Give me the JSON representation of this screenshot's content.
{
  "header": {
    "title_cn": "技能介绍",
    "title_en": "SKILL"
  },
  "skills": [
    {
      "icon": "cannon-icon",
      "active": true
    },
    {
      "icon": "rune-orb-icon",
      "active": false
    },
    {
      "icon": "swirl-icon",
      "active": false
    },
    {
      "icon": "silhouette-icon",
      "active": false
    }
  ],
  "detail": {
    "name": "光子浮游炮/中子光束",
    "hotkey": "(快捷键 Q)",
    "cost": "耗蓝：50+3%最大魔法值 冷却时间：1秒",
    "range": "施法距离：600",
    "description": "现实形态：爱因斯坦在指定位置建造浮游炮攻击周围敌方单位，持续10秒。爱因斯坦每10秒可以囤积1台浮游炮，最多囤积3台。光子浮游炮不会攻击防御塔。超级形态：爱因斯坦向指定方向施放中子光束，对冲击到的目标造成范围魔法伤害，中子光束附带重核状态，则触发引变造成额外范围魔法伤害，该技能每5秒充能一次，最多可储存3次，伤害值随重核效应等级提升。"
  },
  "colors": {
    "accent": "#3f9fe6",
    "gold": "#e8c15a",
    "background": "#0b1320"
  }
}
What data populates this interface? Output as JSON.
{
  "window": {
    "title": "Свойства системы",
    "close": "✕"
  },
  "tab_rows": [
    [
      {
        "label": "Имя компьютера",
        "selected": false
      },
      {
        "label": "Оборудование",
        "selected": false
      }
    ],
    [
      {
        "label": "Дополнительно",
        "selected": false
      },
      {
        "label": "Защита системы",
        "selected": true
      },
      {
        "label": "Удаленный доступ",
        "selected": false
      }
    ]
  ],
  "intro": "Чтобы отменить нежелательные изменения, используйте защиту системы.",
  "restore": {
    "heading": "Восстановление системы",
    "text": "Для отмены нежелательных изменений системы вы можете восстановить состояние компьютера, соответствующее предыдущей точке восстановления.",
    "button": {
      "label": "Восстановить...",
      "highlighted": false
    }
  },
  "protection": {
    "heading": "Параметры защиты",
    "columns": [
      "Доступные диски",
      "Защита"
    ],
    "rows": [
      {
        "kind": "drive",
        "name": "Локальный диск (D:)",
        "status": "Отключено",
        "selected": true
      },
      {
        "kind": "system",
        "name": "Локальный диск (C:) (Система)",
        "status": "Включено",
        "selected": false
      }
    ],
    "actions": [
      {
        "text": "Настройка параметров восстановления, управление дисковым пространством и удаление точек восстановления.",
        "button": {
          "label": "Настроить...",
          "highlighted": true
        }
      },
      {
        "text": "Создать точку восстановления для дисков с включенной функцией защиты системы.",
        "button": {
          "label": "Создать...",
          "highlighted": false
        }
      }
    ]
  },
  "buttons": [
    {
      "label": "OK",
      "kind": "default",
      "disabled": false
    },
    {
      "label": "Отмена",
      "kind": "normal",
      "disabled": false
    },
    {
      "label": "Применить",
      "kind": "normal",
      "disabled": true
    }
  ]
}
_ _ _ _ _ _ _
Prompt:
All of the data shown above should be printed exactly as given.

Response to this exercise:
Give me the JSON representation of this screenshot's content.
{
  "header": {
    "title_cn": "技能介绍",
    "title_en": "SKILL"
  },
  "skills": [
    {
      "icon": "cannon-icon",
      "active": true
    },
    {
      "icon": "rune-orb-icon",
      "active": false
    },
    {
      "icon": "swirl-icon",
      "active": false
    },
    {
      "icon": "silhouette-icon",
      "active": false
    }
  ],
  "detail": {
    "name": "光子浮游炮/中子光束",
    "hotkey": "(快捷键 Q)",
    "cost": "耗蓝：50+3%最大魔法值 冷却时间：1秒",
    "range": "施法距离：600",
    "description": "现实形态：爱因斯坦在指定位置建造浮游炮攻击周围敌方单位，持续10秒。爱因斯坦每10秒可以囤积1台浮游炮，最多囤积3台。光子浮游炮不会攻击防御塔。超级形态：爱因斯坦向指定方向施放中子光束，对冲击到的目标造成范围魔法伤害，中子光束附带重核状态，则触发引变造成额外范围魔法伤害，该技能每5秒充能一次，最多可储存3次，伤害值随重核效应等级提升。"
  },
  "colors": {
    "accent": "#3f9fe6",
    "gold": "#e8c15a",
    "background": "#0b1320"
  }
}
What data populates this interface? Output as JSON.
{
  "window": {
    "title": "Свойства системы",
    "close": "✕"
  },
  "tab_rows": [
    [
      {
        "label": "Имя компьютера",
        "selected": false
      },
      {
        "label": "Оборудование",
        "selected": false
      }
    ],
    [
      {
        "label": "Дополнительно",
        "selected": false
      },
      {
        "label": "Защита системы",
        "selected": true
      },
      {
        "label": "Удаленный доступ",
        "selected": false
      }
    ]
  ],
  "intro": "Чтобы отменить нежелательные изменения, используйте защиту системы.",
  "restore": {
    "heading": "Восстановление системы",
    "text": "Для отмены нежелательных изменений системы вы можете восстановить состояние компьютера, соответствующее предыдущей точке восстановления.",
    "button": {
      "label": "Восстановить...",
      "highlighted": false
    }
  },
  "protection": {
    "heading": "Параметры защиты",
    "columns": [
      "Доступные диски",
      "Защита"
    ],
    "rows": [
      {
        "kind": "drive",
        "name": "Локальный диск (D:)",
        "status": "Отключено",
        "selected": true
      },
      {
        "kind": "system",
        "name": "Локальный диск (C:) (Система)",
        "status": "Включено",
        "selected": false
      }
    ],
    "actions": [
      {
        "text": "Настройка параметров восстановления, управление дисковым пространством и удаление точек восстановления.",
        "button": {
          "label": "Настроить...",
          "highlighted": true
        }
      },
      {
        "text": "Создать точку восстановления для дисков с включенной функцией защиты системы.",
        "button": {
          "label": "Создать...",
          "highlighted": false
        }
      }
    ]
  },
  "buttons": [
    {
      "label": "OK",
      "kind": "default",
      "disabled": false
    },
    {
      "label": "Отмена",
      "kind": "normal",
      "disabled": false
    },
    {
      "label": "Применить",
      "kind": "normal",
      "disabled": true
    }
  ]
}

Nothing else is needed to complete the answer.